• _Task_
Every record below must be written out exactly. Leave out the pictures.

• _Exercise input_
BEGIN

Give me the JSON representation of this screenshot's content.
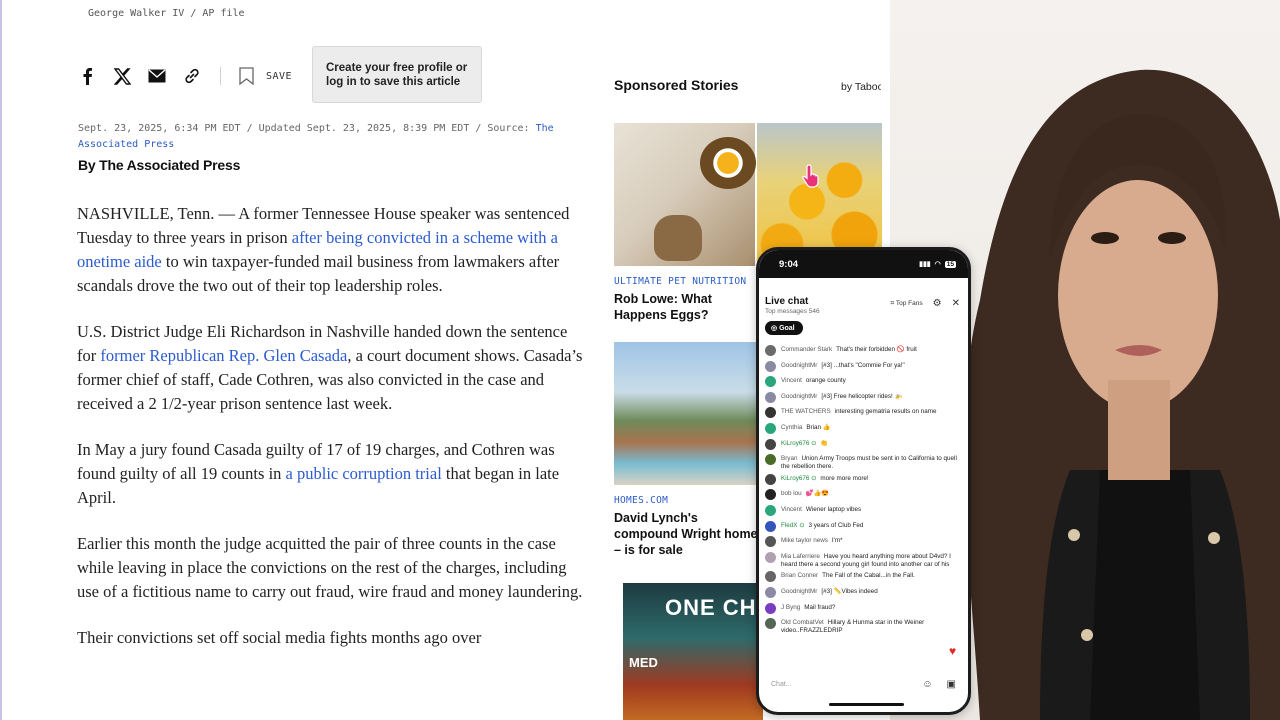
{
  "article": {
    "photo_credit": "George Walker IV / AP file",
    "share": {
      "save_label": "SAVE"
    },
    "save_tooltip": "Create your free profile or log in to save this article",
    "meta": {
      "date_line": "Sept. 23, 2025, 6:34 PM EDT / Updated Sept. 23, 2025, 8:39 PM EDT / Source: ",
      "source_link": "The Associated Press"
    },
    "byline": "By The Associated Press",
    "paragraphs": [
      {
        "pre": "NASHVILLE, Tenn. — A former Tennessee House speaker was sentenced Tuesday to three years in prison ",
        "link": "after being convicted in a scheme with a onetime aide",
        "post": " to win taxpayer-funded mail business from lawmakers after scandals drove the two out of their top leadership roles."
      },
      {
        "pre": "U.S. District Judge Eli Richardson in Nashville handed down the sentence for ",
        "link": "former Republican Rep. Glen Casada",
        "post": ", a court document shows. Casada’s former chief of staff, Cade Cothren, was also convicted in the case and received a 2 1/2-year prison sentence last week."
      },
      {
        "pre": "In May a jury found Casada guilty of 17 of 19 charges, and Cothren was found guilty of all 19 counts in ",
        "link": "a public corruption trial",
        "post": " that began in late April."
      },
      {
        "pre": "Earlier this month the judge acquitted the pair of three counts in the case while leaving in place the convictions on the rest of the charges, including use of a fictitious name to carry out fraud, wire fraud and money laundering.",
        "link": "",
        "post": ""
      },
      {
        "pre": "Their convictions set off social media fights months ago over",
        "link": "",
        "post": ""
      }
    ]
  },
  "sponsored": {
    "title": "Sponsored Stories",
    "by": "by Taboola",
    "cards": [
      {
        "source": "ULTIMATE PET NUTRITION",
        "headline": "Rob Lowe: What Happens Eggs?"
      },
      {
        "source": "HOMES.COM",
        "headline": "David Lynch's compound Wright home – is for sale"
      },
      {
        "tv_text": "ONE CH",
        "tv_sub": "MED"
      }
    ]
  },
  "phone": {
    "time": "9:04",
    "battery": "15",
    "chat_title": "Live chat",
    "chat_sub": "Top messages  546",
    "top_fans": "Top Fans",
    "goal": "Goal",
    "input_placeholder": "Chat...",
    "messages": [
      {
        "author": "Commander Stark",
        "text": "That's their forbidden 🚫 fruit",
        "color": "#6b6b6b",
        "green": false
      },
      {
        "author": "GoodnightMr",
        "text": "[#3]  ...that's \"Commie For ya!\"",
        "color": "#8a8aa5",
        "green": false
      },
      {
        "author": "Vincent",
        "text": "orange county",
        "color": "#2aa67c",
        "green": false
      },
      {
        "author": "GoodnightMr",
        "text": "[#3]  Free helicopter rides! 🚁",
        "color": "#8a8aa5",
        "green": false
      },
      {
        "author": "THE WATCHERS",
        "text": "interesting gematria results on name",
        "color": "#333333",
        "green": false
      },
      {
        "author": "Cynthia",
        "text": "Brian 👍",
        "color": "#2aa67c",
        "green": false
      },
      {
        "author": "KiLroy676 ⊙",
        "text": "👏",
        "color": "#444444",
        "green": true
      },
      {
        "author": "Bryan",
        "text": "Union Army Troops must be sent in to California to quell the rebellion there.",
        "color": "#4b6b2a",
        "green": false
      },
      {
        "author": "KiLroy676 ⊙",
        "text": "more more more!",
        "color": "#444444",
        "green": true
      },
      {
        "author": "bob lou",
        "text": "💕👍😍",
        "color": "#222222",
        "green": false
      },
      {
        "author": "Vincent",
        "text": "Wiener laptop vibes",
        "color": "#2aa67c",
        "green": false
      },
      {
        "author": "FledX ⊙",
        "text": "3 years of Club Fed",
        "color": "#3355bb",
        "green": true
      },
      {
        "author": "Mike taylor news",
        "text": "I'm*",
        "color": "#555555",
        "green": false
      },
      {
        "author": "Mia Laferriere",
        "text": "Have you heard anything more about D4vd? I heard there a second young girl found into another car of his",
        "color": "#b0a0b0",
        "green": false
      },
      {
        "author": "Brian Conner",
        "text": "The Fall of the Cabal...in the Fall.",
        "color": "#666666",
        "green": false
      },
      {
        "author": "GoodnightMr",
        "text": "[#3]  📏Vibes indeed",
        "color": "#8a8aa5",
        "green": false
      },
      {
        "author": "J Byng",
        "text": "Mail fraud?",
        "color": "#7a3cc0",
        "green": false
      },
      {
        "author": "Old CombatVet",
        "text": "Hillary & Hunma star in the Weiner video..FRAZZLEDRIP",
        "color": "#556655",
        "green": false
      }
    ]
  },
  "colors": {
    "link": "#2b5bd0",
    "tooltip_bg": "#ececec",
    "presenter_bg": "#efebe7"
  }
}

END

• _Solved problem_
Give me the JSON representation of this screenshot's content.
{
  "article": {
    "photo_credit": "George Walker IV / AP file",
    "share": {
      "save_label": "SAVE"
    },
    "save_tooltip": "Create your free profile or log in to save this article",
    "meta": {
      "date_line": "Sept. 23, 2025, 6:34 PM EDT / Updated Sept. 23, 2025, 8:39 PM EDT / Source: ",
      "source_link": "The Associated Press"
    },
    "byline": "By The Associated Press",
    "paragraphs": [
      {
        "pre": "NASHVILLE, Tenn. — A former Tennessee House speaker was sentenced Tuesday to three years in prison ",
        "link": "after being convicted in a scheme with a onetime aide",
        "post": " to win taxpayer-funded mail business from lawmakers after scandals drove the two out of their top leadership roles."
      },
      {
        "pre": "U.S. District Judge Eli Richardson in Nashville handed down the sentence for ",
        "link": "former Republican Rep. Glen Casada",
        "post": ", a court document shows. Casada’s former chief of staff, Cade Cothren, was also convicted in the case and received a 2 1/2-year prison sentence last week."
      },
      {
        "pre": "In May a jury found Casada guilty of 17 of 19 charges, and Cothren was found guilty of all 19 counts in ",
        "link": "a public corruption trial",
        "post": " that began in late April."
      },
      {
        "pre": "Earlier this month the judge acquitted the pair of three counts in the case while leaving in place the convictions on the rest of the charges, including use of a fictitious name to carry out fraud, wire fraud and money laundering.",
        "link": "",
        "post": ""
      },
      {
        "pre": "Their convictions set off social media fights months ago over",
        "link": "",
        "post": ""
      }
    ]
  },
  "sponsored": {
    "title": "Sponsored Stories",
    "by": "by Taboola",
    "cards": [
      {
        "source": "ULTIMATE PET NUTRITION",
        "headline": "Rob Lowe: What Happens Eggs?"
      },
      {
        "source": "HOMES.COM",
        "headline": "David Lynch's compound Wright home – is for sale"
      },
      {
        "tv_text": "ONE CH",
        "tv_sub": "MED"
      }
    ]
  },
  "phone": {
    "time": "9:04",
    "battery": "15",
    "chat_title": "Live chat",
    "chat_sub": "Top messages  546",
    "top_fans": "Top Fans",
    "goal": "Goal",
    "input_placeholder": "Chat...",
    "messages": [
      {
        "author": "Commander Stark",
        "text": "That's their forbidden 🚫 fruit",
        "color": "#6b6b6b",
        "green": false
      },
      {
        "author": "GoodnightMr",
        "text": "[#3]  ...that's \"Commie For ya!\"",
        "color": "#8a8aa5",
        "green": false
      },
      {
        "author": "Vincent",
        "text": "orange county",
        "color": "#2aa67c",
        "green": false
      },
      {
        "author": "GoodnightMr",
        "text": "[#3]  Free helicopter rides! 🚁",
        "color": "#8a8aa5",
        "green": false
      },
      {
        "author": "THE WATCHERS",
        "text": "interesting gematria results on name",
        "color": "#333333",
        "green": false
      },
      {
        "author": "Cynthia",
        "text": "Brian 👍",
        "color": "#2aa67c",
        "green": false
      },
      {
        "author": "KiLroy676 ⊙",
        "text": "👏",
        "color": "#444444",
        "green": true
      },
      {
        "author": "Bryan",
        "text": "Union Army Troops must be sent in to California to quell the rebellion there.",
        "color": "#4b6b2a",
        "green": false
      },
      {
        "author": "KiLroy676 ⊙",
        "text": "more more more!",
        "color": "#444444",
        "green": true
      },
      {
        "author": "bob lou",
        "text": "💕👍😍",
        "color": "#222222",
        "green": false
      },
      {
        "author": "Vincent",
        "text": "Wiener laptop vibes",
        "color": "#2aa67c",
        "green": false
      },
      {
        "author": "FledX ⊙",
        "text": "3 years of Club Fed",
        "color": "#3355bb",
        "green": true
      },
      {
        "author": "Mike taylor news",
        "text": "I'm*",
        "color": "#555555",
        "green": false
      },
      {
        "author": "Mia Laferriere",
        "text": "Have you heard anything more about D4vd? I heard there a second young girl found into another car of his",
        "color": "#b0a0b0",
        "green": false
      },
      {
        "author": "Brian Conner",
        "text": "The Fall of the Cabal...in the Fall.",
        "color": "#666666",
        "green": false
      },
      {
        "author": "GoodnightMr",
        "text": "[#3]  📏Vibes indeed",
        "color": "#8a8aa5",
        "green": false
      },
      {
        "author": "J Byng",
        "text": "Mail fraud?",
        "color": "#7a3cc0",
        "green": false
      },
      {
        "author": "Old CombatVet",
        "text": "Hillary & Hunma star in the Weiner video..FRAZZLEDRIP",
        "color": "#556655",
        "green": false
      }
    ]
  },
  "colors": {
    "link": "#2b5bd0",
    "tooltip_bg": "#ececec",
    "presenter_bg": "#efebe7"
  }
}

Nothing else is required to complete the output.